DIRECTIONS: The answer must consist of each line of the records below that contains the string "gmail".

Source records
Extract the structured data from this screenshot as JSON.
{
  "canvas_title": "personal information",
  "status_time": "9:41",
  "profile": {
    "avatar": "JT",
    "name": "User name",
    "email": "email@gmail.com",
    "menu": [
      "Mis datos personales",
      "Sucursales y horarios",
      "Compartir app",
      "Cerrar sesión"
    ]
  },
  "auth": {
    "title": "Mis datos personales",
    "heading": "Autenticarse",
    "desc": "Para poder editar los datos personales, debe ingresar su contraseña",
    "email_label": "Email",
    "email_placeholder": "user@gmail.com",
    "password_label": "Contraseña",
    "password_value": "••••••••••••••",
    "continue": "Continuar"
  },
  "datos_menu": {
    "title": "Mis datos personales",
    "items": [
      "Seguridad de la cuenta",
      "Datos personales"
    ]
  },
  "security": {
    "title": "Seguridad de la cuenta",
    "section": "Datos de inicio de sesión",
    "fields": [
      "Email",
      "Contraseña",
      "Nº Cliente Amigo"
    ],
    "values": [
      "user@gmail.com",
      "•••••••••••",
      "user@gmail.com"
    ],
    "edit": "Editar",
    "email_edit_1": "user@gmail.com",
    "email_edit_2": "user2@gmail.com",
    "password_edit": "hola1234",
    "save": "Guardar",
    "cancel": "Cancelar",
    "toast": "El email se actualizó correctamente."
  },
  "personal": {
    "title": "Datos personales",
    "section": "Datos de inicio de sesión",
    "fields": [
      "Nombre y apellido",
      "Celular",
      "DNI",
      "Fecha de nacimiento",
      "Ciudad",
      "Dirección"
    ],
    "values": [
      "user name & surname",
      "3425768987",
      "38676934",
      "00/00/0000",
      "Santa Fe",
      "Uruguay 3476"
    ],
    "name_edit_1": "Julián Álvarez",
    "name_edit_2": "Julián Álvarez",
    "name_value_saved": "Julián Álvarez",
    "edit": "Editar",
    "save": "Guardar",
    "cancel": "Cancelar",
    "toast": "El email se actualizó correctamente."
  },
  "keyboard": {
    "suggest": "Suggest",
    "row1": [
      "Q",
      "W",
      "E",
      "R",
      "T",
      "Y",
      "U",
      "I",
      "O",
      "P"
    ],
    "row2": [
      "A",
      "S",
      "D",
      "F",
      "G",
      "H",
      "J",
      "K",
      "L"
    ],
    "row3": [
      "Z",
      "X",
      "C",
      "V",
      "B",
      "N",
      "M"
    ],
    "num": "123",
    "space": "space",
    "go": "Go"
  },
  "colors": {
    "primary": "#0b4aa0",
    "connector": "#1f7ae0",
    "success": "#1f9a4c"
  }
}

RESULT BELOW:
    "email": "email@gmail.com",
    "email_placeholder": "user@gmail.com",
      "user@gmail.com",
      "user@gmail.com"
    "email_edit_1": "user@gmail.com",
    "email_edit_2": "user2@gmail.com",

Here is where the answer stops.